An overactive thyroid disorder is caused when your thyroid makes and releases too many thyroid hormones into the body. Located at the front of your neck, the thyroid is crucial in the process of metabolism, which controls your heartbeat and even how fast you burn calories. It is estimated that women are five to ten times more likely to develop hyperthyroidism than men.
Causes of Overactive Thyroid
The most common cause of this hyperthyroid condition is Graves’ Disease, which occurs when the body’s immune system creates antibodies that cause the thyroid to make excessive hormones. It is a genetic condition and is most common in younger women.
Thyroiditis is another common cause of this condition, which occurs when there is an inflammation of the thyroid caused by a virus.

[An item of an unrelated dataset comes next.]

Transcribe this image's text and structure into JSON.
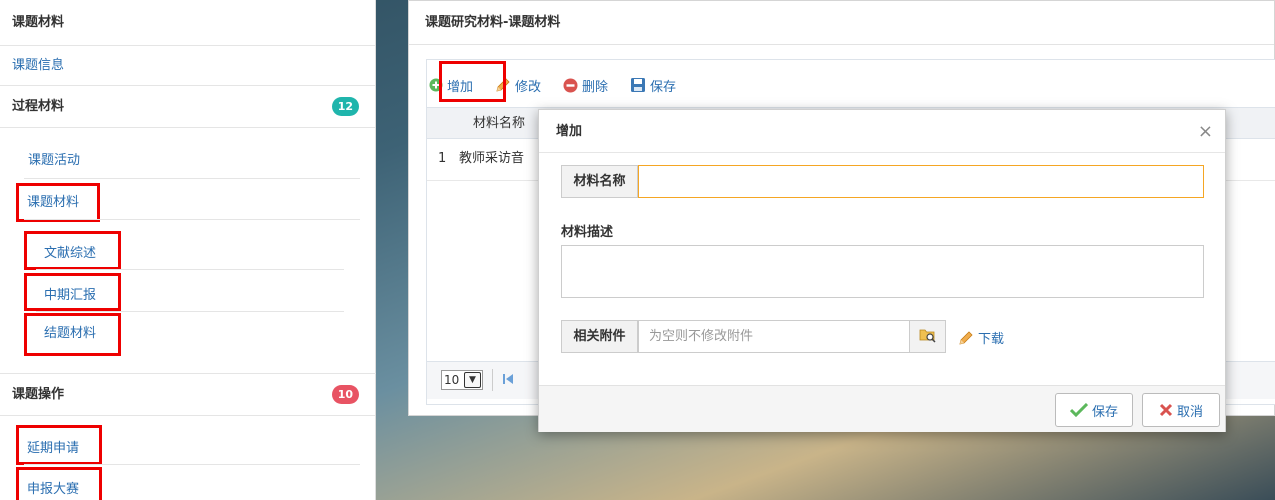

There are three types of this condition which are as follows:
- Subacute- a sudden and painful form with no known cause
- Postpartum- impacts women after pregnancy
- Silent- which is postpartum but not related to pregnancy.
A third cause is a thyroid nodule, which is when one or more lumps growing on the thyroid gland, cause an increase in the glands production.
Lastly, excessive iodine and thyroid medications are also causes of the condition.
Symptoms of Overactive Thyroid
Symptoms of an overactive thyroid can include anxiety, difficulty sleeping, changes to the hair, irregular heartbeat, menstrual cycle changes, rapid fingernail growth, a heartbeat over 100 beats per minute, shaky hands, weight loss and sweating.
Treatment of Overactive Thyroid
An overactive thyroid can be treated in multiple ways depending on your age, overall health and how severe the symptoms are. Treatments can include anti-thyroid drugs, the use of radioactive iodine, and even surgery that removes some, or all, of the thyroid. Having thyroid surgery usually results in an underactive thyroid, which then requires thyroid medication. Beta blockers can also be used to slow down the heart rate if you have an overactive thyroid.
After you are treated for an overactive thyroid, you will need to go for regular blood tests to make sure that your thyroid is releasing hormones at a normal level. Depending on the level of thyroid hormones, you will have to have your medication adjusted based on your doctor’s recommendation.